*** Material for this exercise

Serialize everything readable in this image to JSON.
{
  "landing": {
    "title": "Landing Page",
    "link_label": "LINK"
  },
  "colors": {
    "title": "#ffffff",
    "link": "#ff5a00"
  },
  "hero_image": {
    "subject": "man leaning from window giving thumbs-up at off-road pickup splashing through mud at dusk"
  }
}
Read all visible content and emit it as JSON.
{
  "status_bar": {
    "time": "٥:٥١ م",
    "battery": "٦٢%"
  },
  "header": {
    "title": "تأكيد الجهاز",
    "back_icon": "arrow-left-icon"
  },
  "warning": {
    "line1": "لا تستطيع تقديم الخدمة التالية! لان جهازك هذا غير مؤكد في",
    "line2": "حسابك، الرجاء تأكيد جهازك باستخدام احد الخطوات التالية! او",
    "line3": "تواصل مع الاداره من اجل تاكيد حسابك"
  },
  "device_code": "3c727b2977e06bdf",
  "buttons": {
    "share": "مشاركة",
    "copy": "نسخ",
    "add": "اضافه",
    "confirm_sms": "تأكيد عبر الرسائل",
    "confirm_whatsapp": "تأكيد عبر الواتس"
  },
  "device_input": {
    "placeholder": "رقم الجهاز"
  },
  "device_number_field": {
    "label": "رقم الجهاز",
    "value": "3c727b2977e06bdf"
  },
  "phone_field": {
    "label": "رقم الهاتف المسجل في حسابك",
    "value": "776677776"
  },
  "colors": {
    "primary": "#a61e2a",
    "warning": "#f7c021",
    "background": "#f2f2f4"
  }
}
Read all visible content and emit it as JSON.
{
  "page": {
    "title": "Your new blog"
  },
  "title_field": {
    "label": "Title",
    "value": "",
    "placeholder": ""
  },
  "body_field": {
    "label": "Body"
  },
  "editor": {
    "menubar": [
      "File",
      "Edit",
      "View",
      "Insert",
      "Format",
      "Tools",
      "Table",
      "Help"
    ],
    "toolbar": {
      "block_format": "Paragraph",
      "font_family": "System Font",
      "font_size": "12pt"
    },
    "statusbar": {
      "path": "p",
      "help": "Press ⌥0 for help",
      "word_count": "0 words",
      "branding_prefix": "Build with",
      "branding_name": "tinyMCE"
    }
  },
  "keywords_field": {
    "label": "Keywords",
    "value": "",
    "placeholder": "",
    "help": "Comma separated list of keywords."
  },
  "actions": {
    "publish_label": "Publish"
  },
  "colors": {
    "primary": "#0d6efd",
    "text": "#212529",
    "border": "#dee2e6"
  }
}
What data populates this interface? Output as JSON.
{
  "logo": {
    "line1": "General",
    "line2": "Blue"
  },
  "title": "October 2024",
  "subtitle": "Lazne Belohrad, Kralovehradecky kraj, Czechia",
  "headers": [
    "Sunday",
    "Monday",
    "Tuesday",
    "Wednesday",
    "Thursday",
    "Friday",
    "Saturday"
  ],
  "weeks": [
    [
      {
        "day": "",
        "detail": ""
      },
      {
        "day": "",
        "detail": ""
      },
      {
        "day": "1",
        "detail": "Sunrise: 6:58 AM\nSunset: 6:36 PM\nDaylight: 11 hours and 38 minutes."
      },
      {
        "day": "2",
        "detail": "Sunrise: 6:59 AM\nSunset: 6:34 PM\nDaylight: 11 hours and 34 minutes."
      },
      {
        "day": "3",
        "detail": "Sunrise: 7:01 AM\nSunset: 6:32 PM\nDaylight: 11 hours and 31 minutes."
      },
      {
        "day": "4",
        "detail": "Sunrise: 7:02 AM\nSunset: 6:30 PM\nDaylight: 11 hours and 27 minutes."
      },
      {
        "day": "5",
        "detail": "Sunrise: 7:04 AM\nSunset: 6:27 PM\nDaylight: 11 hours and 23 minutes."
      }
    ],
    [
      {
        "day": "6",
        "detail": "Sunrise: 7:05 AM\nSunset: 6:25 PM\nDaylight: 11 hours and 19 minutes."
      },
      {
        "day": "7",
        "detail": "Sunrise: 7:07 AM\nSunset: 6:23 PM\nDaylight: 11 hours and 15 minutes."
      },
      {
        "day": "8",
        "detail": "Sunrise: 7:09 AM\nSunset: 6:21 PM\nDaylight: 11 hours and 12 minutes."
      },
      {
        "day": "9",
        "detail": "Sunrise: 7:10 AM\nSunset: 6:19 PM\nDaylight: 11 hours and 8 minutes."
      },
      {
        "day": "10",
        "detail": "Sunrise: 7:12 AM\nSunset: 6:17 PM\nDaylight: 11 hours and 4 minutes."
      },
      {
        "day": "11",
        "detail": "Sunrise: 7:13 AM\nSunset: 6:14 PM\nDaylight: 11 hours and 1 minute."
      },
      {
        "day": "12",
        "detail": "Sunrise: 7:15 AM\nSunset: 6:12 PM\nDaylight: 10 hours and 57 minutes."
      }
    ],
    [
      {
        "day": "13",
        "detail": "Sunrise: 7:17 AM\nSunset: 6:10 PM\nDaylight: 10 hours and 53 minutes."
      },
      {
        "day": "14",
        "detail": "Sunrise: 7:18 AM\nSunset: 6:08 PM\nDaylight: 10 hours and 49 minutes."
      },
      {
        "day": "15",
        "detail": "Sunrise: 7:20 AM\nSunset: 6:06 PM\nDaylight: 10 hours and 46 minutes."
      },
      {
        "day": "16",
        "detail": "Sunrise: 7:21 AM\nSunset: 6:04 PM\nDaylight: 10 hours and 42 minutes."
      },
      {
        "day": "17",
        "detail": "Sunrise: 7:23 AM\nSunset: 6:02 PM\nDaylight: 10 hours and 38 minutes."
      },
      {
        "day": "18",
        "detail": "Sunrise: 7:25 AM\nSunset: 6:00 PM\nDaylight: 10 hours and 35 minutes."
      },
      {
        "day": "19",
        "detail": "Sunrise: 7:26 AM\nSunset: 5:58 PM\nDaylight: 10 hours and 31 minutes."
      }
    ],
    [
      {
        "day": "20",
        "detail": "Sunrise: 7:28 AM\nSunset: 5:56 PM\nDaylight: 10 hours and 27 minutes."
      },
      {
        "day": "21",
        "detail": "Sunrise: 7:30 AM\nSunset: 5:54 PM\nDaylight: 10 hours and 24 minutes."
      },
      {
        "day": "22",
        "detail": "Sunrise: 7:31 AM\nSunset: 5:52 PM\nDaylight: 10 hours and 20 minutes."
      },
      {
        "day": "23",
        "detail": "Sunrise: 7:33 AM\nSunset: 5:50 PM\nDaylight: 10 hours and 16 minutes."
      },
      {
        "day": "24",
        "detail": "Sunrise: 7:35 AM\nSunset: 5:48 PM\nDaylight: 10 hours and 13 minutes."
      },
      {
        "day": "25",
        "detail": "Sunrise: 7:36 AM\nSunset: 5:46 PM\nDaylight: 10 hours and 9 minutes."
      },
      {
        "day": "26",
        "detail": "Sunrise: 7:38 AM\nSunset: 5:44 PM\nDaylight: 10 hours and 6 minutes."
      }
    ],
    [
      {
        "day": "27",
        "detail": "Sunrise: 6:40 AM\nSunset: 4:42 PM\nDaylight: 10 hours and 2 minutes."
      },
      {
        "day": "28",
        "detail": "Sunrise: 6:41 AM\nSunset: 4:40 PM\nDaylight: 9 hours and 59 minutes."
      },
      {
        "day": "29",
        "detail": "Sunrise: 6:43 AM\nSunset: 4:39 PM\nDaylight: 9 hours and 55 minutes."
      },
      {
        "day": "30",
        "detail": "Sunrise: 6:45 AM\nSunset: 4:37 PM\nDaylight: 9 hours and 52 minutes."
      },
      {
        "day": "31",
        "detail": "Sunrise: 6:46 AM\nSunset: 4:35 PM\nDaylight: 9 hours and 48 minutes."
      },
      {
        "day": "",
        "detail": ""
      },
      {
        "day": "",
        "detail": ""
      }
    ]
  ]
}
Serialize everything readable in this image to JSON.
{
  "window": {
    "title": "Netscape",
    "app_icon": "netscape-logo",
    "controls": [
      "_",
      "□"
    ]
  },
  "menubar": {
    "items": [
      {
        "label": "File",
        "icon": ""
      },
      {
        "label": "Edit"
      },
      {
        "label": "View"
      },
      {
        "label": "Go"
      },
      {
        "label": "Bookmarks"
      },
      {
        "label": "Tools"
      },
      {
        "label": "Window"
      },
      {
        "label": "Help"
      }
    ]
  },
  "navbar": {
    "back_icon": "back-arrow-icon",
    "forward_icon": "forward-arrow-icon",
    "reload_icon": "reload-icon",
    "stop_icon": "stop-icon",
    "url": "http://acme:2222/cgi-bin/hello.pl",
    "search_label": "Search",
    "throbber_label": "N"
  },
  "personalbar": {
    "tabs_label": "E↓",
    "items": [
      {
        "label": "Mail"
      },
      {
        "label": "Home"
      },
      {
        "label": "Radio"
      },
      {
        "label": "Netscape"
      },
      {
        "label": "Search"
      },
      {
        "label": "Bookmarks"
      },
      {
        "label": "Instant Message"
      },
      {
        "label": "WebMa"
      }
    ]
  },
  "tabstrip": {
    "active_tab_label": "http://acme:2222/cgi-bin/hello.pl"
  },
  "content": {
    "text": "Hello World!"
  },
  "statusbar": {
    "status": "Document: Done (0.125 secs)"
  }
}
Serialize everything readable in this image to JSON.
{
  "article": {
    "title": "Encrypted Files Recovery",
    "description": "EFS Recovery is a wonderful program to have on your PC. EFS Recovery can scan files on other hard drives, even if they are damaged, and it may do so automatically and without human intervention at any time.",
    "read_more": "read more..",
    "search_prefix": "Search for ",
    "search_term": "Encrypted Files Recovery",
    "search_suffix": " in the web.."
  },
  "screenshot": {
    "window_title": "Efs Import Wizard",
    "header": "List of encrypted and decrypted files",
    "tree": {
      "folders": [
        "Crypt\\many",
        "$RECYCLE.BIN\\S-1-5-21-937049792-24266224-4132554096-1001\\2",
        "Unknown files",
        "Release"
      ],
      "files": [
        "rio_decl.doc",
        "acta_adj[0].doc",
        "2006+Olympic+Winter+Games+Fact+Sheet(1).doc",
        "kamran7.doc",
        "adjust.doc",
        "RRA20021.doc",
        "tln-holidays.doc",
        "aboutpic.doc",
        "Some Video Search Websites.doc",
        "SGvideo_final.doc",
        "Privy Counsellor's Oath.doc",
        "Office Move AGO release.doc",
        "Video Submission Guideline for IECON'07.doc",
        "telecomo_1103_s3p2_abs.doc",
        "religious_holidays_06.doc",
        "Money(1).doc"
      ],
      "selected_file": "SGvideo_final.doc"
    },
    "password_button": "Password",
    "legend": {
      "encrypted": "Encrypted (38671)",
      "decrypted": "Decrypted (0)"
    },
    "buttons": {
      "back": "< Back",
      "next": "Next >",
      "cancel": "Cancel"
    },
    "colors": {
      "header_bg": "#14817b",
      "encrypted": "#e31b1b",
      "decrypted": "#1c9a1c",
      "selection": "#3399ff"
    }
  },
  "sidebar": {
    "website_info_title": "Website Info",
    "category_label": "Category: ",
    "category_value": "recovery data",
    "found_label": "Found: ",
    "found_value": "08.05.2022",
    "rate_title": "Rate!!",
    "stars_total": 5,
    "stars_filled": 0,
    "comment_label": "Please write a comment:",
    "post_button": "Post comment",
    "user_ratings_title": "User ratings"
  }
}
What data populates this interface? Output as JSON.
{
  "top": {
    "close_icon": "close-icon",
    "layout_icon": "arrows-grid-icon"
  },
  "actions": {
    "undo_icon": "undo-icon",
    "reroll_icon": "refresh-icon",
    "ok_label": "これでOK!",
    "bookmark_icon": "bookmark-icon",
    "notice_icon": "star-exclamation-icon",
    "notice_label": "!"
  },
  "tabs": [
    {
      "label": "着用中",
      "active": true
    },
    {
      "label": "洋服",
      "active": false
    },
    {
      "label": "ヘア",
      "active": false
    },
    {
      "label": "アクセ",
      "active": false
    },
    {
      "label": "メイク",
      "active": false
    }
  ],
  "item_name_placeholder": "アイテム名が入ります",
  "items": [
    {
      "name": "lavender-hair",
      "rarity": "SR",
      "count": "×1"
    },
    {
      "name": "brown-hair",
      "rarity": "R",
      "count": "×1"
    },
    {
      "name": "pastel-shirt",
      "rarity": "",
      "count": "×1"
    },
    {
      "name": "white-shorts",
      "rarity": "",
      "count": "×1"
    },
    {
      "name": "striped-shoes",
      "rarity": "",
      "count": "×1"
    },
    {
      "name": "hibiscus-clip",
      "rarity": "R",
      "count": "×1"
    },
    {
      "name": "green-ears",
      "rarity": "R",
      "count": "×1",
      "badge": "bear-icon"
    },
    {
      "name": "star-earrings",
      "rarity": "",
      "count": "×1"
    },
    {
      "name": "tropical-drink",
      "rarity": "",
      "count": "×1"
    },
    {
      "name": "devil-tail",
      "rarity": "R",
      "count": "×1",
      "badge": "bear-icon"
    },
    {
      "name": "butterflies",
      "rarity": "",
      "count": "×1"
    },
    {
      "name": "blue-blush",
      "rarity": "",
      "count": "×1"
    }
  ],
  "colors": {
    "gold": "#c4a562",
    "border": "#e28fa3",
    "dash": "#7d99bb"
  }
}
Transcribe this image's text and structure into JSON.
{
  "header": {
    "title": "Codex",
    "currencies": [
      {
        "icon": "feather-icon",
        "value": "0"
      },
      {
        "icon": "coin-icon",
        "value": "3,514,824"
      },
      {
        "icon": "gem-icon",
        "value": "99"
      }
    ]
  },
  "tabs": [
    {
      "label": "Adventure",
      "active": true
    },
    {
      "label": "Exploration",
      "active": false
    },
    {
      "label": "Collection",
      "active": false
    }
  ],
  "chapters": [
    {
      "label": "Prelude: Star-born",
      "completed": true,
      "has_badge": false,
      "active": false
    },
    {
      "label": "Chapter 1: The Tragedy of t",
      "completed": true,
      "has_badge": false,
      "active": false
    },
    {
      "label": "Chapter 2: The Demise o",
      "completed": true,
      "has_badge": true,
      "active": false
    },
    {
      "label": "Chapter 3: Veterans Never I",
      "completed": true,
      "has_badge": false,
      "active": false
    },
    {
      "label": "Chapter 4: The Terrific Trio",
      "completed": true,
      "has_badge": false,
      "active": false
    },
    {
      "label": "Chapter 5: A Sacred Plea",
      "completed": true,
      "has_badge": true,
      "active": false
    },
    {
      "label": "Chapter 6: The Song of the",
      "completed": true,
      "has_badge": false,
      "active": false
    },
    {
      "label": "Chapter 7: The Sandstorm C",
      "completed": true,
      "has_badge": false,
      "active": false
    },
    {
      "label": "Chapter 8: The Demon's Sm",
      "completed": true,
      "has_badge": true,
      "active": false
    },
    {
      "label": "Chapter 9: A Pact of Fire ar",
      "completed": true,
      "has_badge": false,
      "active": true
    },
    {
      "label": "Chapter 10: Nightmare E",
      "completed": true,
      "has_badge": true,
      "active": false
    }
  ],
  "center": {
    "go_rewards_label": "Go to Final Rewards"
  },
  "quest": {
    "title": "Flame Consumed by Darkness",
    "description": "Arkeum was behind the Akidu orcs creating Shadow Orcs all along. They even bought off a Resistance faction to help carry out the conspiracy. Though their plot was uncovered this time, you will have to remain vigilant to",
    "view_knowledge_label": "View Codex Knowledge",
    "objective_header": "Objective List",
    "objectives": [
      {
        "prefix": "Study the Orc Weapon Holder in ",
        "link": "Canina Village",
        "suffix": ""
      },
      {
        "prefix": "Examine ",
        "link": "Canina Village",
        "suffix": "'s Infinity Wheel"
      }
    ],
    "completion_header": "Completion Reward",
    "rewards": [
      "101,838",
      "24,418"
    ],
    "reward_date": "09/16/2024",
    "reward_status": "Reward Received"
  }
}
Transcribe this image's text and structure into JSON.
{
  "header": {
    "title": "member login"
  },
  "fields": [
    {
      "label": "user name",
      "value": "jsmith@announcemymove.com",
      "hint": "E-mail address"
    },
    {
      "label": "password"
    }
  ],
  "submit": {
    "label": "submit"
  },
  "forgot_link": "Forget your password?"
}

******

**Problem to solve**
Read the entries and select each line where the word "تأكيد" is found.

**Finished task**
    "title": "تأكيد الجهاز",
    "line2": "حسابك، الرجاء تأكيد جهازك باستخدام احد الخطوات التالية! او",
    "confirm_sms": "تأكيد عبر الرسائل",
    "confirm_whatsapp": "تأكيد عبر الواتس"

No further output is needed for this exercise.